It's hard to take a book seriously that's causing some anguish (and even more embarrassment) among those who could be called "moderate" Muslims.
The 160-page book, A Gift for Muslim Couple, is rumoured to be sold out in an Islamic book store in Canada and seems more Monty Python than something that borrows from the Quran or sayings of Muhammad. In fact, it is based on dictums of Sharia law, which is no laughing matter.
Without the reality of Sharia law being what it is, there'd be no reason for this book with the illiterate title, authored by Maulavi Ashraf Ali Thanvi, whoever that is.
While some non-Muslims may be amused at the marital advice that on occasion, "It might be necessary to restrain her [your wife] with strength or even to threaten her," you [the hubby] should "refrain from beating her excessively." Good to know.
On the contrary, "The husband should treat the wife with kindness and love, even if she tends to be stupid and slow." Who can disagree with that?
Say what you will, the above coincides with the terms of Sharia law which has different interpretations depending on culture. As far a punishing one's wife, I've read somewhere that a "beating" can be inflicted with a feather instead of a stick, and is more a symbolic punishment or rebuke than a physical one.
That might be considered humane by some Muslim wives, but I doubt if many of the wives I've met would appreciate the distinction.
Formal Sharia law wouldn't argue too much with the book's statement that a wife (or wives -- up to four by some traditions) can be beaten "by hand or stick," that money can be withheld from her, and that a husband can "pull [her] by the ears." Better than stoning or amputating limbs.
A lot of moderate Muslims -- and they are the great percentage in Canada -- are upset and think the book should be banned in Canada, with those selling it charged. While understandable, that's a bit extreme since the Quran is readily available in Canada.

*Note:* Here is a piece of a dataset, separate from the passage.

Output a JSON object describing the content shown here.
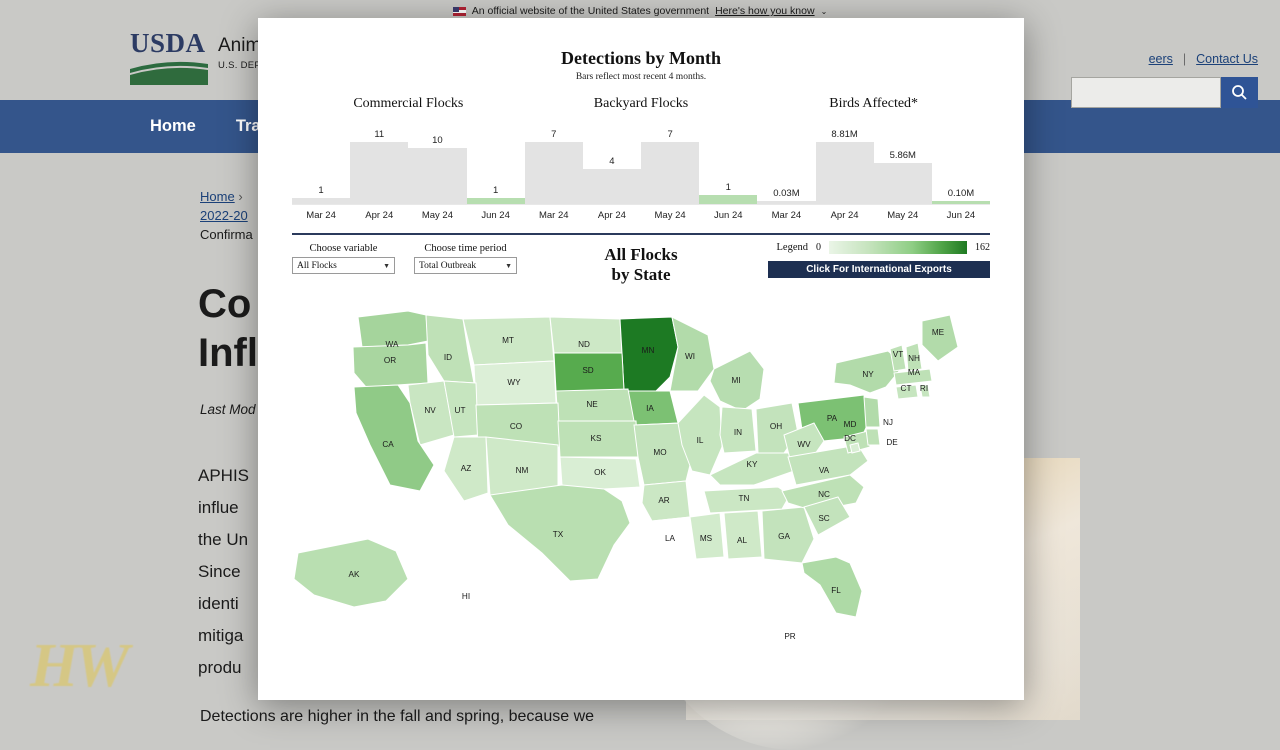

While Sharia law differs with cultures, in its strictest, most fundamental interpretation, it is the infallible word of God as depicted in the Quran, or by the example of the Prophet Mohammed himself. It is not man made, or adjustable.
Some Islamic cultures have verged towards the secular (Turkey, Mali, Kazakhstan), while others lean towards fundamentalism (Saudi Arabia, Gulf States), while others are a blending of democratic laws and Sharia (Pakistan, Indonesia, Egypt, Morocco, Malaysia).
Regardless of views and differences, it seems indisputable that whatever rights women have under the Islamic faith, men have more. Or, as George Orwell might say: In Islam, men are more equal than women. I suppose that could also be said of the Catholic Church, where women cannot (yet) be priests.
In some ways this rather primitive book may be useful in exposing inequalities and offensive aspects of Islamic culture. When something like 1,000 Pakistani women and girls are murdered every year in Pakistani "honour" killings, something is seriously wrong.
We in Canada were exposed to a woman and three girls of the Shafia family murdered in the name of "honour," which no decent Muslim condones, much less encourages.
The face-covering controversy has reached Canada, which is linked to the equality issue. Quebec has banned face-coverings for those applying for government jobs, or licenses, or court appearances. Other parts of Canada are leaning in that direction.
People like Tarek Fatah and Farzana Hassan of the Muslim Canadian Congress courageously seek to attract Muslims who don't subscribe to existing organizations and who want to blend with Canadian life without jeopardizing their religious beliefs.
In a way, this unwittingly silly book underscores the efforts of those who seek reform and prefer equality of women instead of subjugation.